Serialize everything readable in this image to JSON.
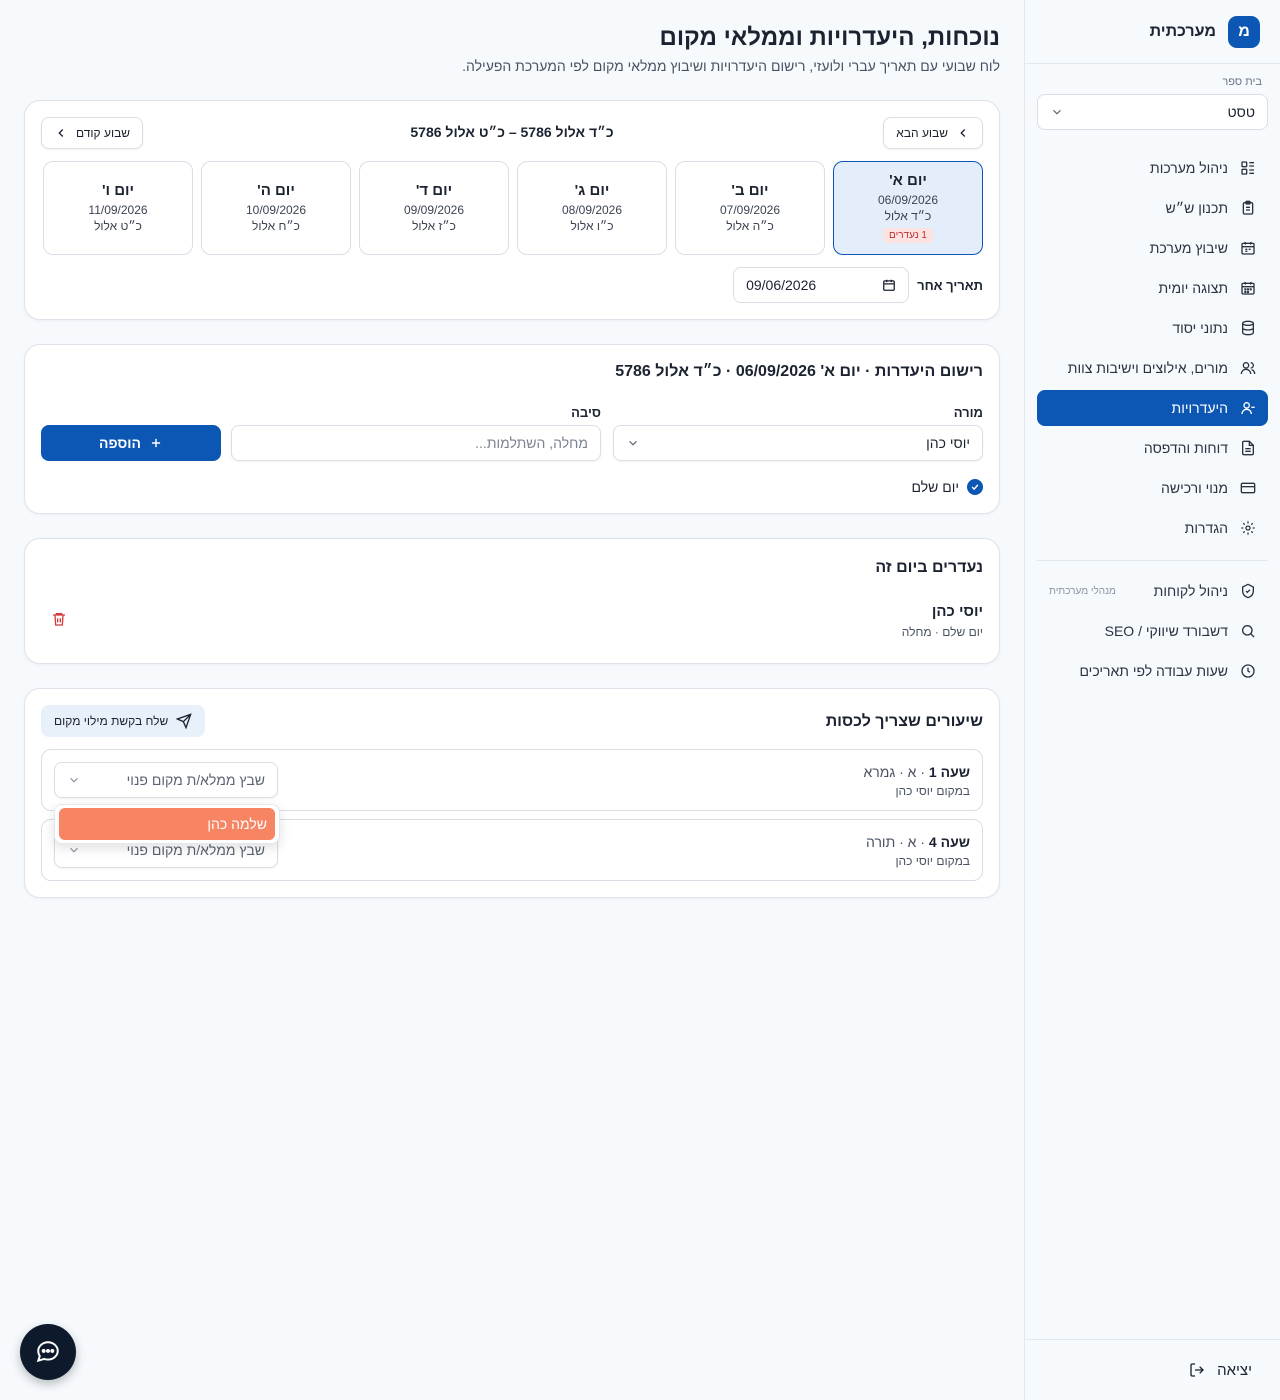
{
  "brand": {
    "logo_letter": "מ",
    "name": "מערכתית"
  },
  "sidebar": {
    "school_label": "בית ספר",
    "school_value": "טסט",
    "items": [
      {
        "label": "ניהול מערכות",
        "icon": "grid-list-icon"
      },
      {
        "label": "תכנון ש״ש",
        "icon": "clipboard-icon"
      },
      {
        "label": "שיבוץ מערכת",
        "icon": "calendar-icon"
      },
      {
        "label": "תצוגה יומית",
        "icon": "calendar-day-icon"
      },
      {
        "label": "נתוני יסוד",
        "icon": "database-icon"
      },
      {
        "label": "מורים, אילוצים וישיבות צוות",
        "icon": "users-icon"
      },
      {
        "label": "היעדרויות",
        "icon": "user-minus-icon"
      },
      {
        "label": "דוחות והדפסה",
        "icon": "document-icon"
      },
      {
        "label": "מנוי ורכישה",
        "icon": "credit-card-icon"
      },
      {
        "label": "הגדרות",
        "icon": "gear-icon"
      }
    ],
    "admin_items": [
      {
        "label": "ניהול לקוחות",
        "icon": "shield-icon",
        "badge": "מנהלי מערכתית"
      },
      {
        "label": "דשבורד שיווקי / SEO",
        "icon": "search-icon"
      },
      {
        "label": "שעות עבודה לפי תאריכים",
        "icon": "clock-icon"
      }
    ],
    "logout": "יציאה"
  },
  "page": {
    "title": "נוכחות, היעדרויות וממלאי מקום",
    "subtitle": "לוח שבועי עם תאריך עברי ולועזי, רישום היעדרויות ושיבוץ ממלאי מקום לפי המערכת הפעילה."
  },
  "week": {
    "next_label": "שבוע הבא",
    "prev_label": "שבוע קודם",
    "range": "כ״ד אלול 5786 – כ״ט אלול 5786",
    "days": [
      {
        "name": "יום א'",
        "date": "06/09/2026",
        "heb": "כ״ד אלול",
        "badge": "1 נעדרים"
      },
      {
        "name": "יום ב'",
        "date": "07/09/2026",
        "heb": "כ״ה אלול"
      },
      {
        "name": "יום ג'",
        "date": "08/09/2026",
        "heb": "כ״ו אלול"
      },
      {
        "name": "יום ד'",
        "date": "09/09/2026",
        "heb": "כ״ז אלול"
      },
      {
        "name": "יום ה'",
        "date": "10/09/2026",
        "heb": "כ״ח אלול"
      },
      {
        "name": "יום ו'",
        "date": "11/09/2026",
        "heb": "כ״ט אלול"
      }
    ],
    "other_date_label": "תאריך אחר",
    "other_date_value": "09/06/2026"
  },
  "absence_form": {
    "title": "רישום היעדרות · יום א' 06/09/2026 · כ״ד אלול 5786",
    "teacher_label": "מורה",
    "teacher_value": "יוסי כהן",
    "reason_label": "סיבה",
    "reason_placeholder": "מחלה, השתלמות...",
    "add_label": "הוספה",
    "full_day_label": "יום שלם"
  },
  "absent_list": {
    "title": "נעדרים ביום זה",
    "rows": [
      {
        "name": "יוסי כהן",
        "detail": "יום שלם · מחלה"
      }
    ]
  },
  "lessons": {
    "title": "שיעורים שצריך לכסות",
    "send_label": "שלח בקשת מילוי מקום",
    "items": [
      {
        "hour_label": "שעה 1",
        "class_subject": " · א · גמרא",
        "instead": "במקום יוסי כהן",
        "select_placeholder": "שבץ ממלא/ת מקום פנוי"
      },
      {
        "hour_label": "שעה 4",
        "class_subject": " · א · תורה",
        "instead": "במקום יוסי כהן",
        "select_placeholder": "שבץ ממלא/ת מקום פנוי"
      }
    ],
    "dropdown_option": "שלמה כהן"
  },
  "colors": {
    "primary": "#0b57b3",
    "danger": "#d23b3b",
    "highlight": "#f78462",
    "fab": "#0e1a2b"
  }
}
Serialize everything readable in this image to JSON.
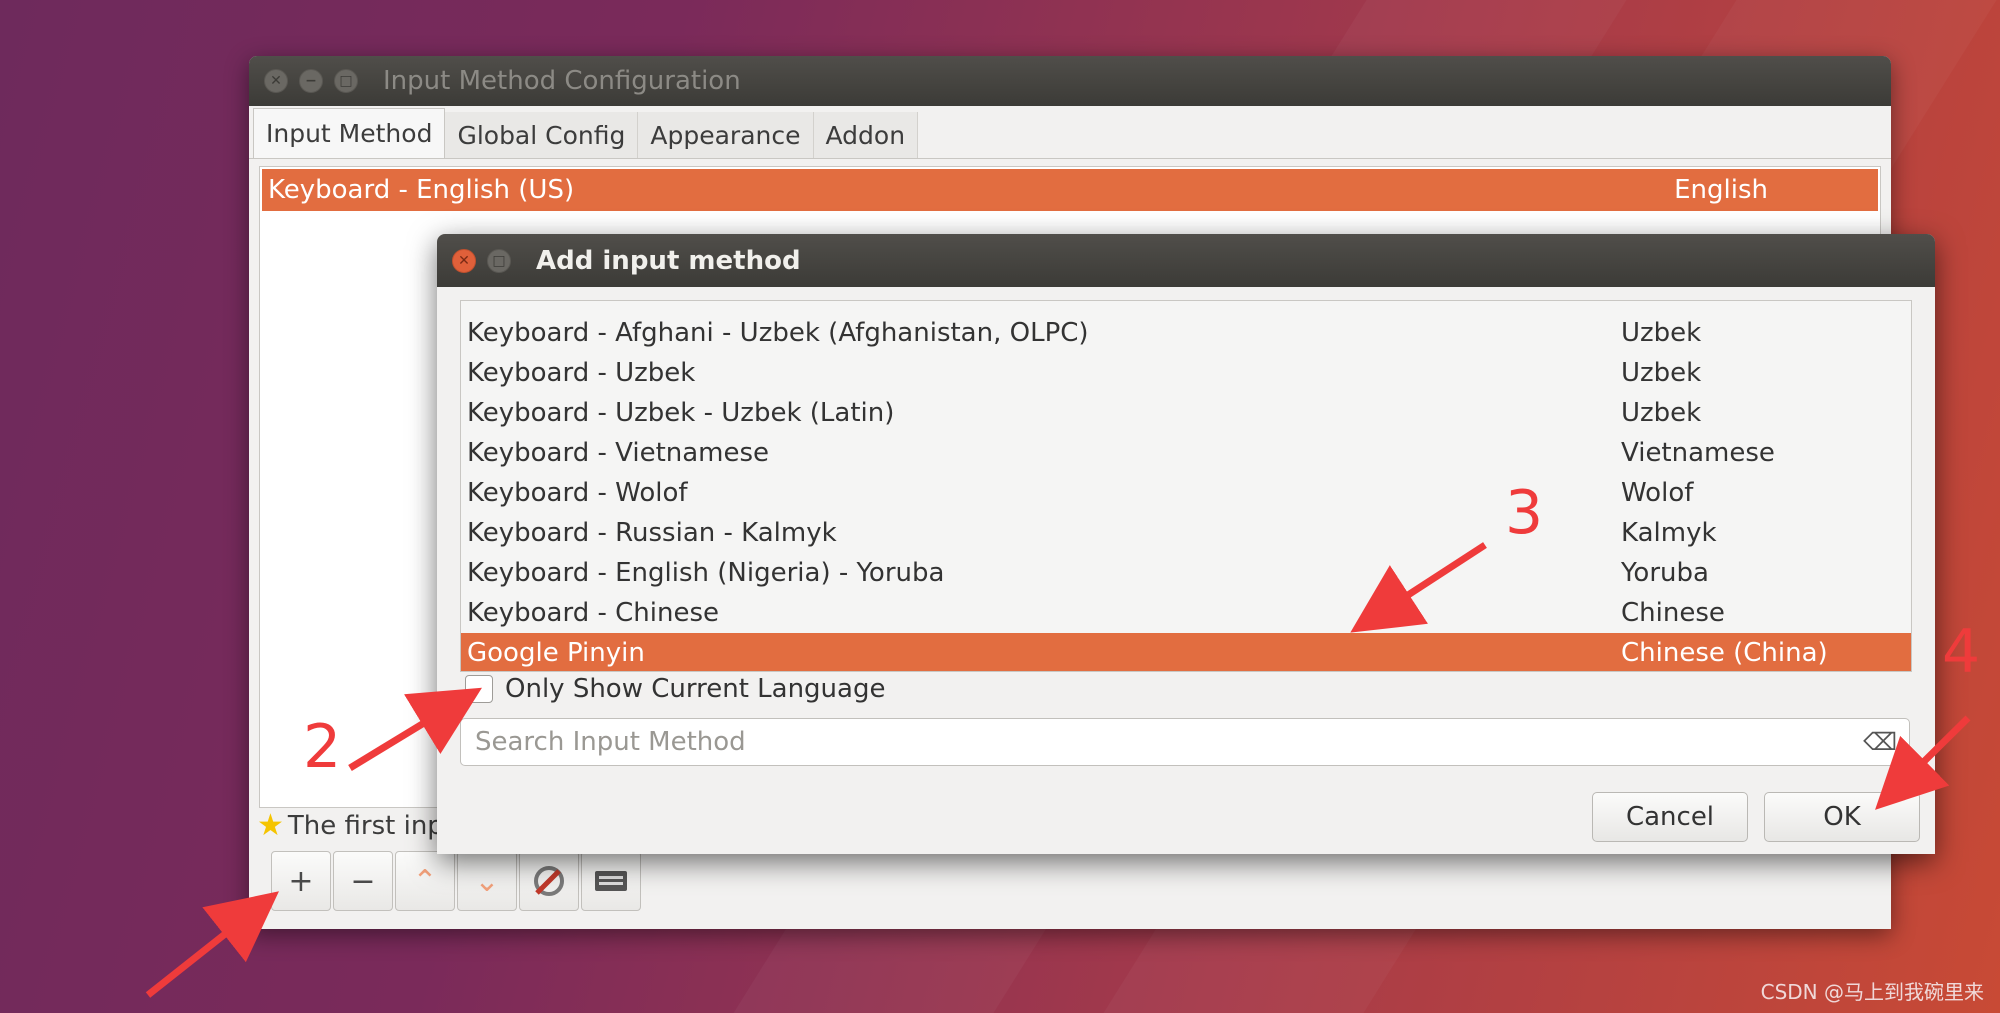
{
  "main_window": {
    "title": "Input Method Configuration",
    "tabs": [
      {
        "label": "Input Method"
      },
      {
        "label": "Global Config"
      },
      {
        "label": "Appearance"
      },
      {
        "label": "Addon"
      }
    ],
    "list": [
      {
        "name": "Keyboard - English (US)",
        "language": "English"
      }
    ],
    "info_text": "The first inp",
    "toolbar": {
      "add": "+",
      "remove": "−",
      "up": "⌃",
      "down": "⌄"
    }
  },
  "dialog": {
    "title": "Add input method",
    "items": [
      {
        "name": "Keyboard - Afghani - Uzbek (Afghanistan, OLPC)",
        "language": "Uzbek"
      },
      {
        "name": "Keyboard - Uzbek",
        "language": "Uzbek"
      },
      {
        "name": "Keyboard - Uzbek - Uzbek (Latin)",
        "language": "Uzbek"
      },
      {
        "name": "Keyboard - Vietnamese",
        "language": "Vietnamese"
      },
      {
        "name": "Keyboard - Wolof",
        "language": "Wolof"
      },
      {
        "name": "Keyboard - Russian - Kalmyk",
        "language": "Kalmyk"
      },
      {
        "name": "Keyboard - English (Nigeria) - Yoruba",
        "language": "Yoruba"
      },
      {
        "name": "Keyboard - Chinese",
        "language": "Chinese"
      },
      {
        "name": "Google Pinyin",
        "language": "Chinese (China)"
      }
    ],
    "only_show_current_language": "Only Show Current Language",
    "search_placeholder": "Search Input Method",
    "cancel": "Cancel",
    "ok": "OK"
  },
  "annotations": [
    "2",
    "3",
    "4"
  ],
  "watermark": "CSDN @马上到我碗里来",
  "colors": {
    "selection": "#e26d40",
    "annotation": "#ef3b3b"
  }
}
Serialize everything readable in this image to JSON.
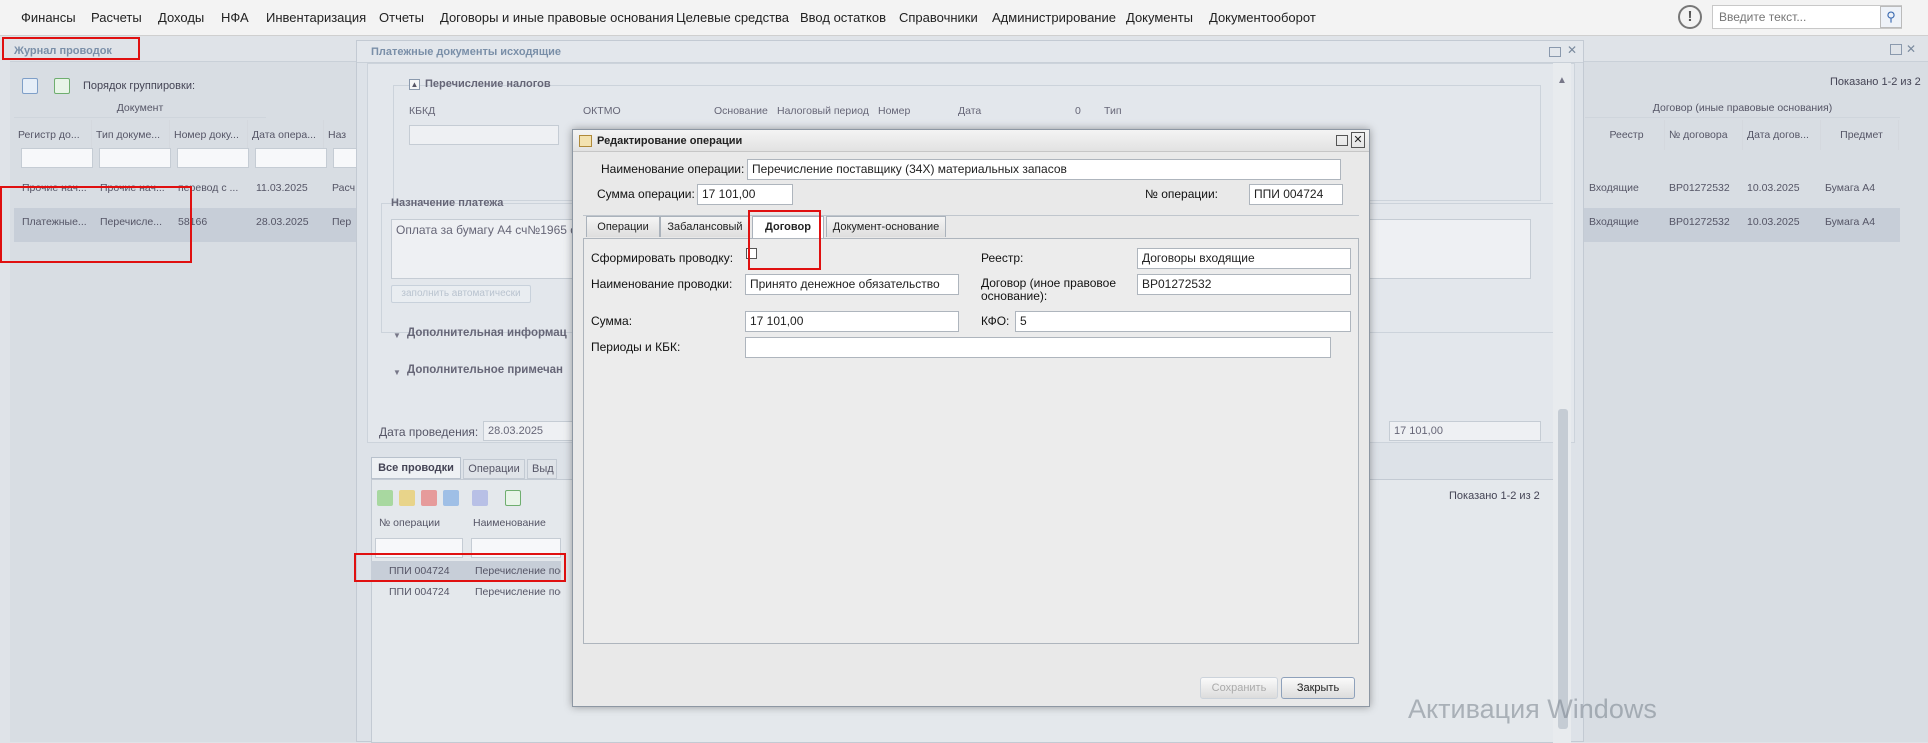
{
  "menu": [
    "Финансы",
    "Расчеты",
    "Доходы",
    "НФА",
    "Инвентаризация",
    "Отчеты",
    "Договоры и иные правовые основания",
    "Целевые средства",
    "Ввод остатков",
    "Справочники",
    "Администрирование",
    "Документы",
    "Документооборот"
  ],
  "search": {
    "placeholder": "Введите текст..."
  },
  "journal": {
    "title": "Журнал проводок",
    "grouping_label": "Порядок группировки:",
    "group_document": "Документ",
    "group_contract": "Договор (иные правовые основания)",
    "paging": "Показано 1-2 из 2",
    "columns": [
      "Регистр до...",
      "Тип докуме...",
      "Номер доку...",
      "Дата опера...",
      "Наз"
    ],
    "columns_right": [
      "Реестр",
      "№ договора",
      "Дата догов...",
      "Предмет"
    ],
    "rows": [
      [
        "Прочие нач...",
        "Прочие нач...",
        "перевод с ...",
        "11.03.2025",
        "Расч"
      ],
      [
        "Платежные...",
        "Перечисле...",
        "58166",
        "28.03.2025",
        "Пер"
      ]
    ],
    "rows_right": [
      [
        "Входящие",
        "BP01272532",
        "10.03.2025",
        "Бумага А4"
      ],
      [
        "Входящие",
        "BP01272532",
        "10.03.2025",
        "Бумага А4"
      ]
    ]
  },
  "payment_doc": {
    "title": "Платежные документы исходящие",
    "taxes_section": "Перечисление налогов",
    "tax_cols": [
      "КБКД",
      "ОКТМО",
      "Основание",
      "Налоговый период",
      "Номер",
      "Дата",
      "0",
      "Тип"
    ],
    "purpose_label": "Назначение платежа",
    "purpose_text": "Оплата за бумагу А4 сч№1965 о",
    "autofill": "заполнить автоматически",
    "extra_info": "Дополнительная информац",
    "extra_note": "Дополнительное примечан",
    "date_label": "Дата проведения:",
    "date_value": "28.03.2025",
    "sum_value": "17 101,00",
    "tabs": [
      "Все проводки",
      "Операции",
      "Выд"
    ],
    "paging": "Показано 1-2 из 2",
    "grid_cols": [
      "№ операции",
      "Наименование"
    ],
    "grid_rows": [
      [
        "ППИ 004724",
        "Перечисление пост"
      ],
      [
        "ППИ 004724",
        "Перечисление пост"
      ]
    ]
  },
  "modal": {
    "title": "Редактирование операции",
    "op_name_label": "Наименование операции:",
    "op_name_value": "Перечисление поставщику (34X) материальных запасов",
    "op_sum_label": "Сумма операции:",
    "op_sum_value": "17 101,00",
    "op_no_label": "№ операции:",
    "op_no_value": "ППИ 004724",
    "tabs": [
      "Операции",
      "Забалансовый",
      "Договор",
      "Документ-основание"
    ],
    "form_posting_label": "Сформировать проводку:",
    "posting_name_label": "Наименование проводки:",
    "posting_name_value": "Принято денежное обязательство",
    "sum_label": "Сумма:",
    "sum_value": "17 101,00",
    "periods_label": "Периоды и КБК:",
    "registry_label": "Реестр:",
    "registry_value": "Договоры входящие",
    "contract_label": "Договор (иное правовое основание):",
    "contract_value": "BP01272532",
    "kfo_label": "КФО:",
    "kfo_value": "5",
    "save_label": "Сохранить",
    "close_label": "Закрыть"
  },
  "watermark": "Активация Windows",
  "colors": {
    "highlight_red": "#e01010",
    "selected_row": "#c7ced8"
  }
}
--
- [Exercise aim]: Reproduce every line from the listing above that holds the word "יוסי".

- [Answer box]:
    "teacher_value": "יוסי כהן",
        "name": "יוסי כהן",
        "instead": "במקום יוסי כהן",
        "instead": "במקום יוסי כהן",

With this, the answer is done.